Defending Individual Rights and Freedoms is not Selfish!
The biggest mistake we can make in this situation is to start to internalise that standing up for our individual rights and freedoms is selfish, that it’s the polar opposite of caring for each other, that fighting to protect our individual rights is the antithesis of being community minded. I would say that is a false and a very dangerous dichotomy.
Individual freedoms are precious and worth protecting because they benefit society as a whole. Our right to our individual subjective opinions, to free speech, bodily autonomy, informed consent, freedom of movement, the right to a private life, these things are precious human rights, and with the introduction of vaccine passports, they are all now under serious threat. Wanting to protect these rights does not need to be at odds with a sense of collectivism or social responsibility.
When our individual rights and freedoms are protected as part of a free society then they generally benefit the health and wellbeing of everyone. To lose them will cause us far greater harm than COVID-19 could ever do. Historically, societies which have removed individual rights and freedoms in the name of a greater good, even in the name of health, usually end up being profoundly sick societies, this is the hallmark of most totalitarian regimes. It is not selfish to or uncaring to want to protect your own individual rights. Don’t buy into that polarisation, it’s an utter nonsense.
On a relational level, it’s important not to let the vaccine passports divide us. To not allow ourselves to become two warring groups of vaccinated and unvaccinated people. Whatever your individual medical choices happen to be, don’t let this poisonous narrative split you from with your friends and your family or anyone who matters to you. However much the media, the politicians are trying to turn us against each other, let’s not let ourselves be split from each other, or turn against each other, because that way madness lies.
Protect the things that Support Joy and Connection
And finally, as a humanistic therapist I hold that to truly support mental health and human flourishing, then we must have free and unrestricted access to the parts of life that have always been central to human joy and flourishing throughout the course of our collective history.
Dancing together, smiling at strangers in the street, travelling to new places, eating a meal together with friends, being present at births of new family members, nursing our loved ones through illness and death, grieving together, watching theatre, listening to orchestras, singing, jumping up and down in a mosh pit, arguing in the street when we’ve got too drunk, having a really good snog with a total stranger – all of these things matter.
Acts of joyful, creative, social connectedness – the little rituals and big milestones of human life – these are not optional extras that we can just suddenly live without for months on end, nor we should we grant our government the power to them take from us in the name of keeping everyone safe.
I believe that now is a time for a collective, creative, civil disobedience, to push back against these draconian and ineffective public health interventions, in whichever ways best fit our own unique situation.
If there is an opportunity in this situation, it is to not ‘build back better’, to embrace a paranoid and atomised ‘new normal’. Instead, I believe the current situation offers us an opportunity to gain a new appreciation for the joys and sorrows, the agonies and ecstasies, the possibilities and limitations of being fully human.
Like it or not, this situation gives us a chance to reaffirm our commitment to the human rights and freedoms that really matter to us, and a chance to fight to defend them.

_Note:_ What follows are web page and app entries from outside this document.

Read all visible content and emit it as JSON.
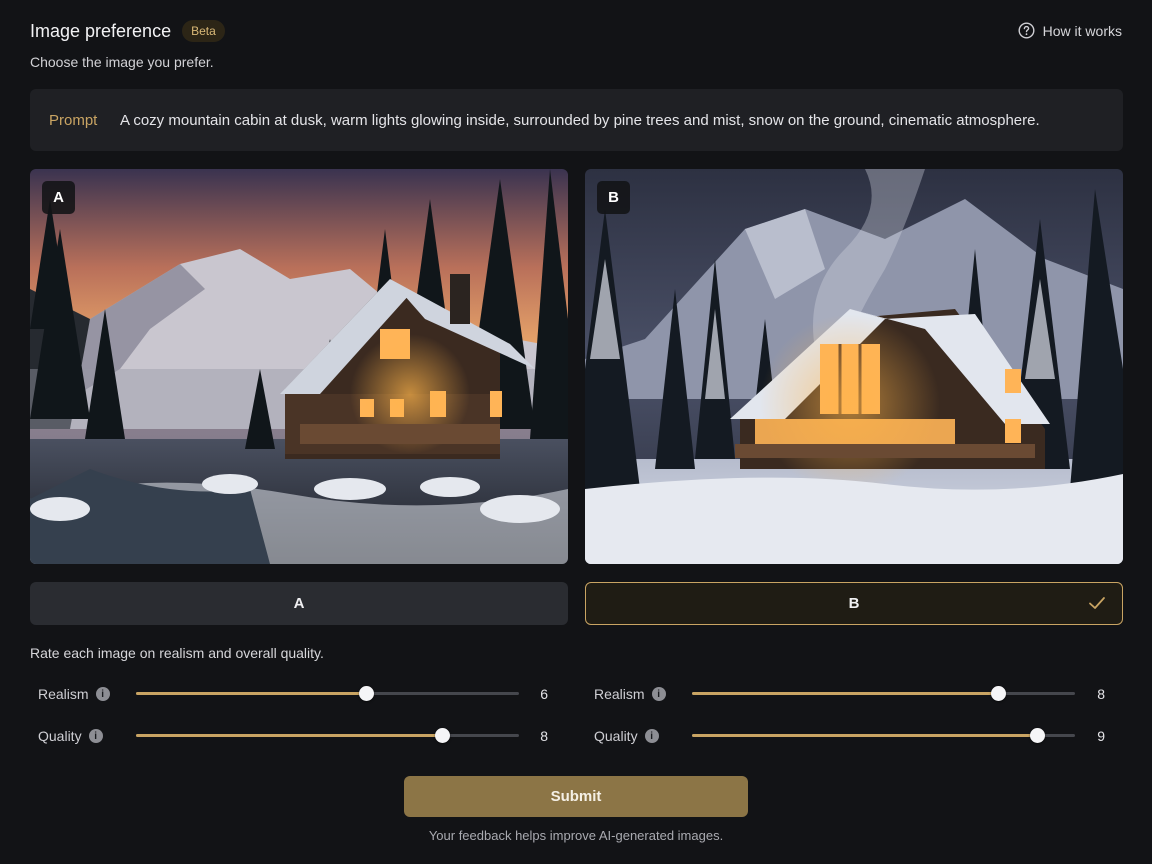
{
  "header": {
    "title": "Image preference",
    "badge": "Beta",
    "help_link": "How it works"
  },
  "subtitle": "Choose the image you prefer.",
  "prompt": {
    "label": "Prompt",
    "text": "A cozy mountain cabin at dusk, warm lights glowing inside, surrounded by pine trees and mist, snow on the ground, cinematic atmosphere."
  },
  "images": [
    {
      "badge": "A",
      "description_icon": "cabin-sunset-image"
    },
    {
      "badge": "B",
      "description_icon": "cabin-snow-night-image"
    }
  ],
  "choices": [
    {
      "label": "A",
      "selected": false
    },
    {
      "label": "B",
      "selected": true
    }
  ],
  "rating_note": "Rate each image on realism and overall quality.",
  "ratings": {
    "a": [
      {
        "label": "Realism",
        "value": 6,
        "display": "6"
      },
      {
        "label": "Quality",
        "value": 8,
        "display": "8"
      }
    ],
    "b": [
      {
        "label": "Realism",
        "value": 8,
        "display": "8"
      },
      {
        "label": "Quality",
        "value": 9,
        "display": "9"
      }
    ],
    "min": 0,
    "max": 10
  },
  "submit_label": "Submit",
  "footer": "Your feedback helps improve AI-generated images.",
  "colors": {
    "accent": "#c9a463",
    "background": "#121316",
    "panel": "#1f2024",
    "submit": "#8c7546"
  }
}
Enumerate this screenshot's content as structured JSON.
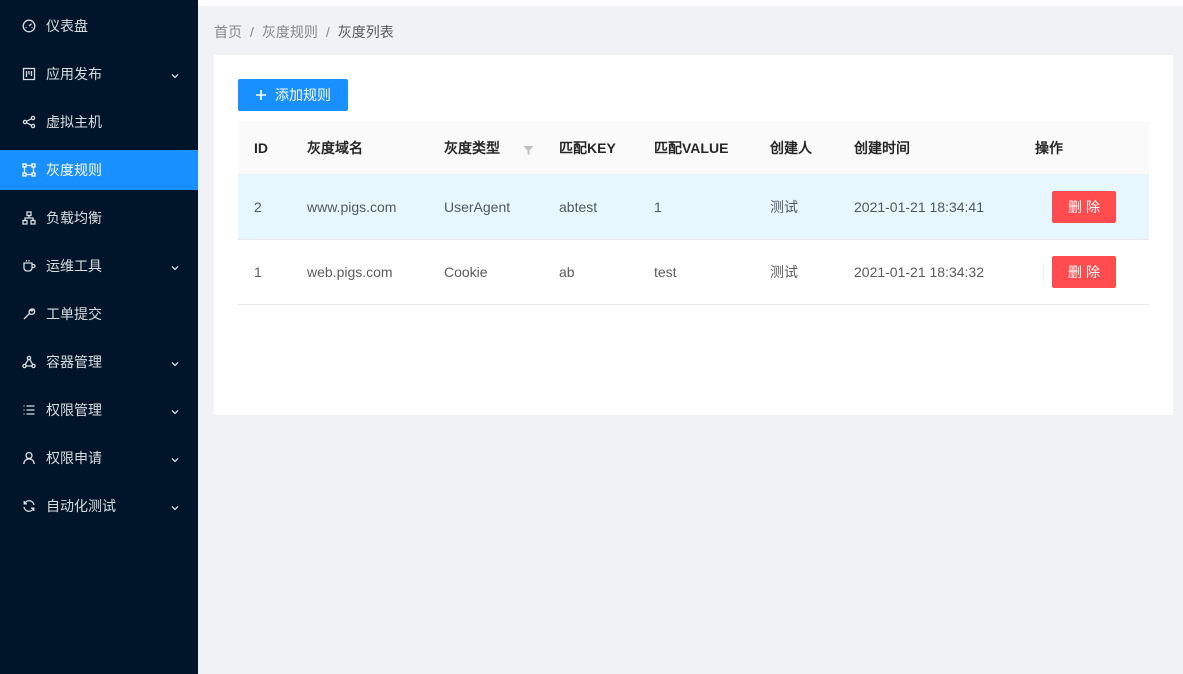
{
  "sidebar": {
    "items": [
      {
        "label": "仪表盘",
        "icon": "dashboard-icon",
        "expandable": false
      },
      {
        "label": "应用发布",
        "icon": "project-icon",
        "expandable": true
      },
      {
        "label": "虚拟主机",
        "icon": "share-nodes-icon",
        "expandable": false
      },
      {
        "label": "灰度规则",
        "icon": "node-frame-icon",
        "expandable": false,
        "active": true
      },
      {
        "label": "负载均衡",
        "icon": "cluster-icon",
        "expandable": false
      },
      {
        "label": "运维工具",
        "icon": "coffee-cup-icon",
        "expandable": true
      },
      {
        "label": "工单提交",
        "icon": "wrench-icon",
        "expandable": false
      },
      {
        "label": "容器管理",
        "icon": "deployment-icon",
        "expandable": true
      },
      {
        "label": "权限管理",
        "icon": "list-icon",
        "expandable": true
      },
      {
        "label": "权限申请",
        "icon": "user-icon",
        "expandable": true
      },
      {
        "label": "自动化测试",
        "icon": "sync-icon",
        "expandable": true
      }
    ],
    "bg_color": "#001529",
    "active_color": "#1890ff"
  },
  "breadcrumb": {
    "items": [
      "首页",
      "灰度规则",
      "灰度列表"
    ],
    "separator": "/"
  },
  "toolbar": {
    "add_label": "添加规则"
  },
  "table": {
    "columns": [
      "ID",
      "灰度域名",
      "灰度类型",
      "匹配KEY",
      "匹配VALUE",
      "创建人",
      "创建时间",
      "操作"
    ],
    "rows": [
      {
        "id": "2",
        "domain": "www.pigs.com",
        "type": "UserAgent",
        "key": "abtest",
        "value": "1",
        "creator": "测试",
        "created": "2021-01-21 18:34:41",
        "action": "删除"
      },
      {
        "id": "1",
        "domain": "web.pigs.com",
        "type": "Cookie",
        "key": "ab",
        "value": "test",
        "creator": "测试",
        "created": "2021-01-21 18:34:32",
        "action": "删除"
      }
    ]
  },
  "colors": {
    "primary": "#1890ff",
    "danger": "#ff4d4f",
    "row_hover": "#e6f7ff"
  }
}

And finally, and I think most importantly, this situation will give us a chance to break out of our echo chambers and to make new friendships and learn new skills. It’s a chance to stand united with our friends and loved ones whatever our differences might be, in the face of this unfolding tyranny – and the many ugly attempts to divide us.